q2.1000 <- MCMCglmm(sus~trait-1 + at.level(trait,1):grade + at.level(trait,1):I(grade^2) + at.level(trait,1):male.f + at.level(trait,1):ethnic.f + at.level(trait,1):sped.f +at.level(trait,1):risk.f, random=~us(at.level(trait,1)):id.f + us(at.level(trait,1)):schn.f + (at.level(trait,1)):schn.f:id.f, data=ransamp1000, rcov=~idh(trait):units, family="zipoisson", prior=prior1,nitt=60000, thin=50, burnin=10000)

The R structure in the prior corresponds to the random error variance-covariance matrix which is not estimated in a Binomial model so it is fixed. The G structure corresponds to the random effects variance-covariance matrix, in my case I have three elements and need three priors. I need a prior to random intercepts for the students (~us(at.level(trait,1)):id.f), schools (~us(at.level(trait,1)):schn.f), and students nested within schools (~us(at.level(trait,1)):schn.f:id.f). The priors on the G-structure are weak but informative Cauchy priors and I encourage you to read Jarrod’s extensive CourseNotes included with his package and see Gelman 2006 “Prior distributions for variance parameters in hierarchical models” for more info. about the priors.

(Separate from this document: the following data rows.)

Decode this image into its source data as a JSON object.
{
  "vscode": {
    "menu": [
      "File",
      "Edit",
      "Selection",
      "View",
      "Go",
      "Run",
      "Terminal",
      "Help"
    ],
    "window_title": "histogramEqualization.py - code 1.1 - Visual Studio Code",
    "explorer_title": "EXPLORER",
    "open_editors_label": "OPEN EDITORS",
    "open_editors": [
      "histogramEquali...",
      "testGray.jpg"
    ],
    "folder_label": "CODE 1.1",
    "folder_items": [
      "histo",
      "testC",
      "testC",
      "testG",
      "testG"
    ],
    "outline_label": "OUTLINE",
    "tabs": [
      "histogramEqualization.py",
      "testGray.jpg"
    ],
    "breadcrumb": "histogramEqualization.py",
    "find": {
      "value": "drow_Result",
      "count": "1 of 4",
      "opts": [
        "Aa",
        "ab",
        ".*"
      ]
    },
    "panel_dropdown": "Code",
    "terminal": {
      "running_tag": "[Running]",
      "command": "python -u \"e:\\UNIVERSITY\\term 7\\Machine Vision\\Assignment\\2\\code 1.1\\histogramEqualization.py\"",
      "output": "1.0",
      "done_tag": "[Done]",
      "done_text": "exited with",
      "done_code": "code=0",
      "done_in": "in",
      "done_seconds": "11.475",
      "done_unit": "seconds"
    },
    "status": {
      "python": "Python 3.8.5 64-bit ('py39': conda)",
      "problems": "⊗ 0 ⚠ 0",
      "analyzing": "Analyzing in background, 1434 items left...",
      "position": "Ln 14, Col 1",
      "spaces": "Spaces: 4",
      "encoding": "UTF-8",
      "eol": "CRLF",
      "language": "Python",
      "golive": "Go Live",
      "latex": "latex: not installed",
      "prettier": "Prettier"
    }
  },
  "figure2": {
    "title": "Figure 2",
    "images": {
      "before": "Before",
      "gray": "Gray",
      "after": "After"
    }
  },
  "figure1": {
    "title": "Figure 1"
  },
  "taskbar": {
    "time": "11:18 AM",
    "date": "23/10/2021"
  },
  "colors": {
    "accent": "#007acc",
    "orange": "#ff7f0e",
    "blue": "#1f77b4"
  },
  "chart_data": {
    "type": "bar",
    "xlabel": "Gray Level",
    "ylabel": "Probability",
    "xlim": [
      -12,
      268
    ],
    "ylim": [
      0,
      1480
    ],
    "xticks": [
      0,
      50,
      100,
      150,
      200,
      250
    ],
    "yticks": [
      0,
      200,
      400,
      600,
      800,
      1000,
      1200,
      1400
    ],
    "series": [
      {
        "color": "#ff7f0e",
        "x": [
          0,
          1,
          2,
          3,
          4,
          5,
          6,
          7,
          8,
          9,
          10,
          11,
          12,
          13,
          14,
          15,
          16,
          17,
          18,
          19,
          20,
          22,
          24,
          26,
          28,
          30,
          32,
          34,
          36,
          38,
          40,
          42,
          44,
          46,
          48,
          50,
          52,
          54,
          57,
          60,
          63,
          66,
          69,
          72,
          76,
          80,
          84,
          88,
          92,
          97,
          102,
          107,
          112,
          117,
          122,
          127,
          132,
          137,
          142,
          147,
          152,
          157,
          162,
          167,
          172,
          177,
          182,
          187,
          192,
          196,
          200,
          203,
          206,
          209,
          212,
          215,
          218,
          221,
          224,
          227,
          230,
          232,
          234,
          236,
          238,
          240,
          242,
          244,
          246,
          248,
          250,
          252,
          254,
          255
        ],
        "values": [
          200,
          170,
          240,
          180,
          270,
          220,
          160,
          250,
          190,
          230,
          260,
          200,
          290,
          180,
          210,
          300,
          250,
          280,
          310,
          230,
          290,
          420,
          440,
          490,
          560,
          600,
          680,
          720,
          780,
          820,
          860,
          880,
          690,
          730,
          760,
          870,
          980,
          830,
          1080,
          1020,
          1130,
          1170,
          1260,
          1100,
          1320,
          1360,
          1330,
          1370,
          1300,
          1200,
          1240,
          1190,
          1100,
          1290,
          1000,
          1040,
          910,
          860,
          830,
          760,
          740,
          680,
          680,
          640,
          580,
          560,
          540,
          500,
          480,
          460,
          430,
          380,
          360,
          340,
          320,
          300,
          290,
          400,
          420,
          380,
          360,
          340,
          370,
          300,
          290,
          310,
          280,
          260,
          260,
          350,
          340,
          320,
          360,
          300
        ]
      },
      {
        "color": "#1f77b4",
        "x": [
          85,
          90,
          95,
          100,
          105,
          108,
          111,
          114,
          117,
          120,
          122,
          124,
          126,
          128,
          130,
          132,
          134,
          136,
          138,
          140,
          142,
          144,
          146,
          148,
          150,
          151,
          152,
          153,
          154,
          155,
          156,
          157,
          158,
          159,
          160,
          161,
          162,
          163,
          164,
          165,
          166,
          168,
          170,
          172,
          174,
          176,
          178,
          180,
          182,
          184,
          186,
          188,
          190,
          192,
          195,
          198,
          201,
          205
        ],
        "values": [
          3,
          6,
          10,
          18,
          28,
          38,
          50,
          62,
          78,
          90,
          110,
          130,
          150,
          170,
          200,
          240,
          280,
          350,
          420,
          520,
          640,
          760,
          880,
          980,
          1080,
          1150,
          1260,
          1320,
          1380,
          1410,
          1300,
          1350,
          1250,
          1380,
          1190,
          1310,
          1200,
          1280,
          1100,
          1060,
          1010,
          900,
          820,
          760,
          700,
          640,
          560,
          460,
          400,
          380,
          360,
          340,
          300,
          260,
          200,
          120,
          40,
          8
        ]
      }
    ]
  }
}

My estimates, both ‘fixed’ and ‘random’, appear to be robust to the priors and using the Cauchy ones with parameter expansion just speeds up convergence. (Takes about 26.5 hours with 175,975 data points).

Finally, I am posting a recent talk I gave on longitudinal models here and the TeX file here . It was created in Beamer and should compile except for the references to the graphs that were not included. So comment these out.